Thousands of retailers in the United States are familiar with the benefits thanks to CounterSketch Studio, a program that allows jewelers with a rudimentary understanding of CAD to customize basic designs.
“They start with a predefined style very easily altered on the fly, and they perfect that style to exactly what the customer wants with respect to shape, size and price point,” said Matt Stuller, founder of Stuller Inc., in Lafayette, Louisiana, which manufactures designs created by CounterSketch Studio users.
While Stuller has been at the forefront of the just-in-time personalized manufacturing movement, scores of companies have followed suit.

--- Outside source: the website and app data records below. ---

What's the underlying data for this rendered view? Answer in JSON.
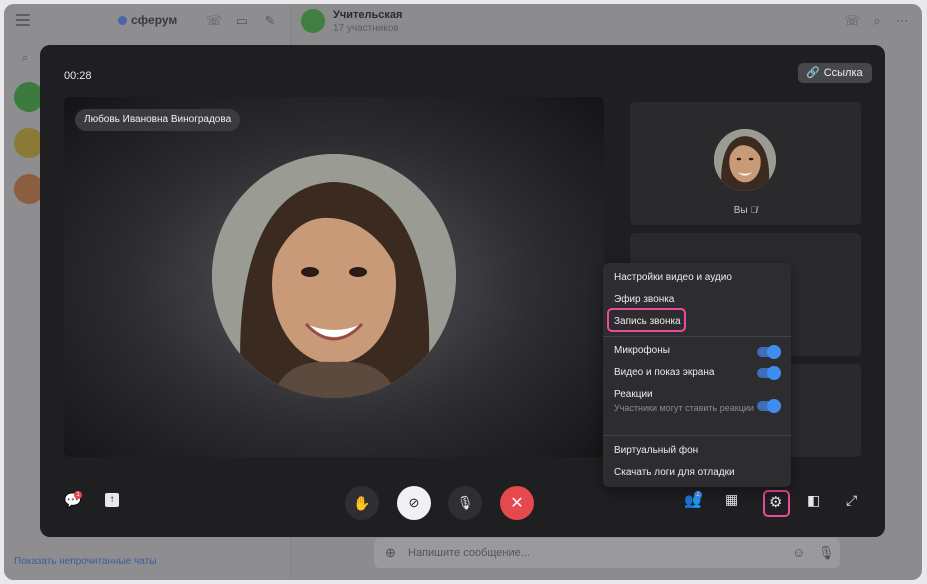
{
  "app": {
    "logo_text": "сферум",
    "chat_title": "Учительская",
    "chat_subtitle": "17 участников",
    "show_unread_link": "Показать непрочитанные чаты",
    "message_placeholder": "Напишите сообщение..."
  },
  "call": {
    "timer": "00:28",
    "link_label": "Ссылка",
    "speaker_name": "Любовь Ивановна Виноградова",
    "self_label": "Вы",
    "chat_badge": "1",
    "participants_badge": "2"
  },
  "settings_menu": {
    "items": [
      "Настройки видео и аудио",
      "Эфир звонка",
      "Запись звонка",
      "Микрофоны",
      "Видео и показ экрана",
      "Реакции",
      "Участники могут ставить реакции",
      "Виртуальный фон",
      "Скачать логи для отладки"
    ],
    "toggles": {
      "microphones": true,
      "video_screen": true,
      "reactions": true
    }
  },
  "colors": {
    "highlight": "#ea4aa0",
    "end_call": "#e5484d",
    "toggle": "#3f8cf2"
  }
}
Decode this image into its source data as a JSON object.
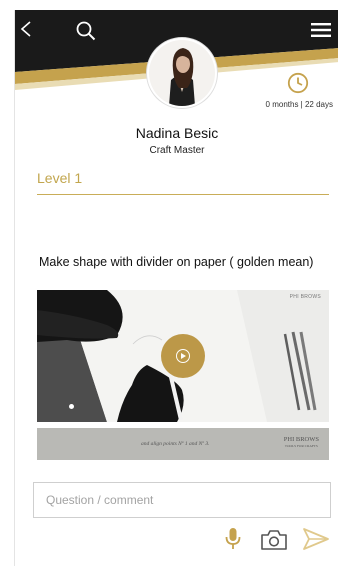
{
  "header": {
    "back_icon": "chevron-left-icon",
    "search_icon": "search-icon",
    "menu_icon": "hamburger-menu-icon",
    "colors": {
      "bar": "#1a1a1a",
      "accent": "#c5a24d"
    }
  },
  "profile": {
    "name": "Nadina Besic",
    "role": "Craft Master",
    "timer_icon": "clock-icon",
    "duration": "0 months | 22 days"
  },
  "level": {
    "label": "Level 1",
    "color": "#c2a64e"
  },
  "task": {
    "description": "Make shape with divider on paper ( golden mean)",
    "video": {
      "play_icon": "play-icon",
      "logo_text": "PHI BROWS",
      "caption": "and align points Nº 1 and Nº 3.",
      "caption_logo": "PHI BROWS",
      "caption_logo_sub": "TOOLS FOR CRAFTS"
    }
  },
  "comment": {
    "placeholder": "Question / comment",
    "value": ""
  },
  "actions": {
    "mic_icon": "microphone-icon",
    "camera_icon": "camera-icon",
    "send_icon": "send-icon",
    "icon_color": "#c5a24d"
  }
}
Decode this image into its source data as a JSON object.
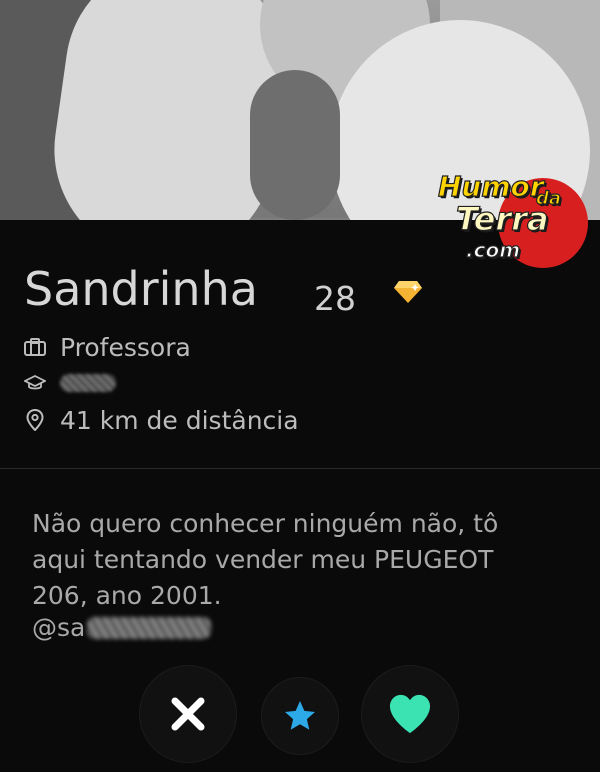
{
  "profile": {
    "name": "Sandrinha",
    "age": "28",
    "job": "Professora",
    "school": "",
    "distance": "41 km de distância",
    "bio_lines": [
      "Não quero conhecer ninguém não, tô",
      "aqui tentando vender meu PEUGEOT",
      "206, ano 2001."
    ],
    "handle_prefix": "@sa"
  },
  "watermark": {
    "line1": "Humor",
    "line2": "da",
    "line3": "Terra",
    "line4": ".com"
  },
  "icons": {
    "badge": "diamond-badge-icon",
    "job": "briefcase-icon",
    "school": "graduation-cap-icon",
    "distance": "location-pin-icon",
    "nope": "close-icon",
    "super_like": "star-icon",
    "like": "heart-icon"
  },
  "colors": {
    "background": "#0a0a0a",
    "badge": "#f5b333",
    "nope": "#ffffff",
    "super_like": "#2ea9e8",
    "like": "#3be3b3",
    "watermark_sun": "#d81f1f"
  }
}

“Increasingly, all jewelry makers who sell at wholesale will need to develop a system that allows them to adapt existing designs to accommodate young people who want to customize their jewelry,” Ms. Donahue said. “But it requires the ability to re-tool their factory. You go from making 1,000 of one thing to making 1,000 things one time each.”
Brash young design firms, like Nervous System in Somerville, Massachusetts, or Kraftwürx in Houston, are already harnessing the power of 3-D printing to offer mass customization online. On their sites, customers can create their own 3-D printed jewelry in materials like black nylon, acrylic and sterling silver.
Most high-end jewelers, however, still shy away from discussing their technical know-how, preferring to talk of old-world craftsmanship.
“Look at JAR,” said Rahul Kadakia, director of the jewelry department for North and South America at Christie’s, referring to Joel Arthur Rosenthal, considered by many to be the finest living jeweler. “It’s all still done by hand because there is a prestige and romance and an enigma knowing that someone spent one month, two months, six months working on this piece — and that’s the way it’s been forever.”
Executives at Dior, for example, say technology comes into play only when “the hand of man might fail.” As an example, they cited some of the gold lace work in the house’s new Dear Dior collection, calling it “so fine that we have been obliged to resort to using an extremely precise laser in certain cases.”
For Mr. Bell, of Rio Grande, however, technology and artistry need not be mutually exclusive. Despite their commitment to old-world techniques, the makers of today’s priciest jewels are also high-tech believers, he said.
At the annual Baselworld watch and jewelry fair in Switzerland, “go to the equipment section and look to see who’s there,” Mr. Bell said. “They’re there. They’re keeping up — they’d be crazy not to.”